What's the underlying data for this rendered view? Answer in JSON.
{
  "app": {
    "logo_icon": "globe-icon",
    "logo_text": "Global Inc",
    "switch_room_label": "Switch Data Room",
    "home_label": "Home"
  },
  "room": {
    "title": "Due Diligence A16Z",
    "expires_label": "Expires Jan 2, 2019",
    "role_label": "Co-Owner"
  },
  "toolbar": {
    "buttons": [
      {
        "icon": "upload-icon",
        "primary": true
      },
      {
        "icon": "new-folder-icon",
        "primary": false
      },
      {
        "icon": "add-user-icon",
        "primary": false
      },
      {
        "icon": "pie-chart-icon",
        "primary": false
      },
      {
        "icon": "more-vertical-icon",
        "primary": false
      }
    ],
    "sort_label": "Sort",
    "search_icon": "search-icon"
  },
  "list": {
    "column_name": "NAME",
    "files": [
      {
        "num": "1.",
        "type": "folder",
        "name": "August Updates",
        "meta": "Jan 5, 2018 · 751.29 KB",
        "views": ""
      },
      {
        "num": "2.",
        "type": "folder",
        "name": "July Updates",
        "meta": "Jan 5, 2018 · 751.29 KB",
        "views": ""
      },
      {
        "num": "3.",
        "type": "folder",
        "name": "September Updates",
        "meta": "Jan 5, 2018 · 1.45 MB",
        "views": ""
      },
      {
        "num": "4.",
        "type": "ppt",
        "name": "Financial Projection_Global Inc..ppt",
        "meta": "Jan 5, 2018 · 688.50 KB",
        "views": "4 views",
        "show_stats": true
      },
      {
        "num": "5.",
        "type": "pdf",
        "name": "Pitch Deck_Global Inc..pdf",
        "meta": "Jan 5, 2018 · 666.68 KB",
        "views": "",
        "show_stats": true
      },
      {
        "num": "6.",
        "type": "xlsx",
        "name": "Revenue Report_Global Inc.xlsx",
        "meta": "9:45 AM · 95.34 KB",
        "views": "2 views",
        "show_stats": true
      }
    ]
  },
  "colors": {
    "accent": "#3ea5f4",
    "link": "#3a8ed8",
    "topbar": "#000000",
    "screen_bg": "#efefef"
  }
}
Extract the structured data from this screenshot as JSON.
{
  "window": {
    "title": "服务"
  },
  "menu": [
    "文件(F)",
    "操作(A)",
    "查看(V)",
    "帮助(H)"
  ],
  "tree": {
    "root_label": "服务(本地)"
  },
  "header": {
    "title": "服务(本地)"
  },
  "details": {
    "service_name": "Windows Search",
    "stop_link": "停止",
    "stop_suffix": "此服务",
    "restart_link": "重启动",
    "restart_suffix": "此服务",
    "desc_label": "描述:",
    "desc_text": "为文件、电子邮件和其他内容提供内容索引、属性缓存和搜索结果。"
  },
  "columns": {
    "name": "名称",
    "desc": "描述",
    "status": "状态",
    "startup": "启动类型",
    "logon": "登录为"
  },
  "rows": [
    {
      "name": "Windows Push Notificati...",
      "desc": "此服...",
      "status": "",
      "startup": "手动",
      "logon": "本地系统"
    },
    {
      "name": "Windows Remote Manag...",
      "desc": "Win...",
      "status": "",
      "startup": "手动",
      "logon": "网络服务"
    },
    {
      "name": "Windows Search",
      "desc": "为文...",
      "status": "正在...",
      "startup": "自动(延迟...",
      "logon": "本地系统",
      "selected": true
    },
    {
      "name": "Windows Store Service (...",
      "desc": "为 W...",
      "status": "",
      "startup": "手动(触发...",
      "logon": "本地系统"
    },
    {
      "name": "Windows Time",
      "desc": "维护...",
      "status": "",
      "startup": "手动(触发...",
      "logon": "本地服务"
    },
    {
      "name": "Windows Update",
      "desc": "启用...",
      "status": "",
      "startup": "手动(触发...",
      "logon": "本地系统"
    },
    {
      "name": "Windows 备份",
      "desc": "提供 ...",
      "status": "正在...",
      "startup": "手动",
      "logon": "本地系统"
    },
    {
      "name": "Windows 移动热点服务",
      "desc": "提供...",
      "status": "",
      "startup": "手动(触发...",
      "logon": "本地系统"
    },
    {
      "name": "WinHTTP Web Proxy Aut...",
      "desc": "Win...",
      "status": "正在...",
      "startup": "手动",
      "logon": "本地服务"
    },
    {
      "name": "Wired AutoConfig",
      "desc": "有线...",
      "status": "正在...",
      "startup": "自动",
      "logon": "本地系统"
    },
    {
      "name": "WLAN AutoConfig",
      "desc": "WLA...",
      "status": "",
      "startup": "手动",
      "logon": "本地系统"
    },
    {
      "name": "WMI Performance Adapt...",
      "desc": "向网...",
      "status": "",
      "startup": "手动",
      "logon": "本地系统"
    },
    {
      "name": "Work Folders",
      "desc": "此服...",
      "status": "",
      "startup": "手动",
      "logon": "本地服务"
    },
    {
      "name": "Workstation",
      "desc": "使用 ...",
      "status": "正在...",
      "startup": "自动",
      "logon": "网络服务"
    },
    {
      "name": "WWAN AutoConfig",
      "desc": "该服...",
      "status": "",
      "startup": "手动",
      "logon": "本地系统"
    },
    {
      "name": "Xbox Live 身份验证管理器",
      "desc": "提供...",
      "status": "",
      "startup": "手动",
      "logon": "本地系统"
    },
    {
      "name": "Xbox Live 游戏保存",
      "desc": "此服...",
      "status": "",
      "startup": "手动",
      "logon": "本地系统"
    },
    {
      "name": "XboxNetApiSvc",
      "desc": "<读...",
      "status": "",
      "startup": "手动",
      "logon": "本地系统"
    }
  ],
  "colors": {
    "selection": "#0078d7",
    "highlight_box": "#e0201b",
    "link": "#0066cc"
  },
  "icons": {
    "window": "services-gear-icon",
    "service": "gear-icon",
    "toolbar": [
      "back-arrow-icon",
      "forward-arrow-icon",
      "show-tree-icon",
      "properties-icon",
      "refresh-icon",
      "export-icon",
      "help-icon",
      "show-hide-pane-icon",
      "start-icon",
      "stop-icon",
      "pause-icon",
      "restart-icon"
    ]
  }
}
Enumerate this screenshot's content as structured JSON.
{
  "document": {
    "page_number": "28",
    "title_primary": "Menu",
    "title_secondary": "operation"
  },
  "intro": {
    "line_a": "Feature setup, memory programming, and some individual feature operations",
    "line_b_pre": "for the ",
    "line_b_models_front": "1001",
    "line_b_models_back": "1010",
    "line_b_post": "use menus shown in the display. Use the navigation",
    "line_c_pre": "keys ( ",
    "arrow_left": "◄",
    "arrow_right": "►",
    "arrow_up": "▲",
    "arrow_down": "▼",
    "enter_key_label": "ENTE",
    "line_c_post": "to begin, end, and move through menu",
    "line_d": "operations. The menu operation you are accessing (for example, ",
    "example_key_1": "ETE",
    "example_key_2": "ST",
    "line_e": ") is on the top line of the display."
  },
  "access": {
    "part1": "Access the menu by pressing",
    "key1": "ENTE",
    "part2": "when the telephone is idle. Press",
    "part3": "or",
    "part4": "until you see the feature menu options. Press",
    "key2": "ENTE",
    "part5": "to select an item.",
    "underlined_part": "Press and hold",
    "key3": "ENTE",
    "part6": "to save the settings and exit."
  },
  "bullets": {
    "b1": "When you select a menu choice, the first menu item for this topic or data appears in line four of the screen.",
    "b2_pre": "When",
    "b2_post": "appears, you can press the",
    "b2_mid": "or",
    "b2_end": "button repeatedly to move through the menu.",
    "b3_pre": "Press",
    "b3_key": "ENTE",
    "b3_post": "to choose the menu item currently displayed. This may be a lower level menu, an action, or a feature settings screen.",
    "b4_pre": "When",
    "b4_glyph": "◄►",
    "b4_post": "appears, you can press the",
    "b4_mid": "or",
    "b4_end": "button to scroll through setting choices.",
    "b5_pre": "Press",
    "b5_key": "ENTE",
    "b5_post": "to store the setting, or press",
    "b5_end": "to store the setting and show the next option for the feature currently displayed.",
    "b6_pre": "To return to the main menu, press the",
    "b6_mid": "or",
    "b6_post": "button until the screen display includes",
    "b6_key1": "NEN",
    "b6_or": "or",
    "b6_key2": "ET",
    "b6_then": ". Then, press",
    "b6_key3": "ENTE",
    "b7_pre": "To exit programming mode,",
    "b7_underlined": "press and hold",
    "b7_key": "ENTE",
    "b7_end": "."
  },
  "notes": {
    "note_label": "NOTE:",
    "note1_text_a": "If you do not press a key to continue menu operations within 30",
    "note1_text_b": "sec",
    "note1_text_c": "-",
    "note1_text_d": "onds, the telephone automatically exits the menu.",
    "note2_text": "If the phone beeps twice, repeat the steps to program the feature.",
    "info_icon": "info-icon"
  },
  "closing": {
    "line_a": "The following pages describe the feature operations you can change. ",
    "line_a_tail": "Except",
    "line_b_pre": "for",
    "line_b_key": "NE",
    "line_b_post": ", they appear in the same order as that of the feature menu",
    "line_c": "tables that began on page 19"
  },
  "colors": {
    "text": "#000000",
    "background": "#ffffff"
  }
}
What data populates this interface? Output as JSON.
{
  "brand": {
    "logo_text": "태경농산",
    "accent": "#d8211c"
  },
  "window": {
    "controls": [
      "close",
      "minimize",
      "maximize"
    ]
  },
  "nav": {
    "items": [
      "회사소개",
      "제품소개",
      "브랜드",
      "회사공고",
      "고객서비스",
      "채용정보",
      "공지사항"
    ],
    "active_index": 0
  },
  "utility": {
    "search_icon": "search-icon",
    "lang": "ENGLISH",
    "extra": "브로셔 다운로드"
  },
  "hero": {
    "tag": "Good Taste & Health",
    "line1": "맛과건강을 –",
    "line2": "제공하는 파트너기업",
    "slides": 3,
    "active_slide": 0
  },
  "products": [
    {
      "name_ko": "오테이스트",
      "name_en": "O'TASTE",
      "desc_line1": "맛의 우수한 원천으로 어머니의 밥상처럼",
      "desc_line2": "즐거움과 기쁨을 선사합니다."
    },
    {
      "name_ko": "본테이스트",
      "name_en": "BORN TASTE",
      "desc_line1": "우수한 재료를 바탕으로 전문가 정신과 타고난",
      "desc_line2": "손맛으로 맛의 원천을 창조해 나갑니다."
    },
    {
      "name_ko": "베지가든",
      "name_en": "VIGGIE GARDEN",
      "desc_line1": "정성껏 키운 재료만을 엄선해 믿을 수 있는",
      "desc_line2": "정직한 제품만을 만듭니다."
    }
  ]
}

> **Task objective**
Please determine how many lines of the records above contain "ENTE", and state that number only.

> **Exercise answer**
8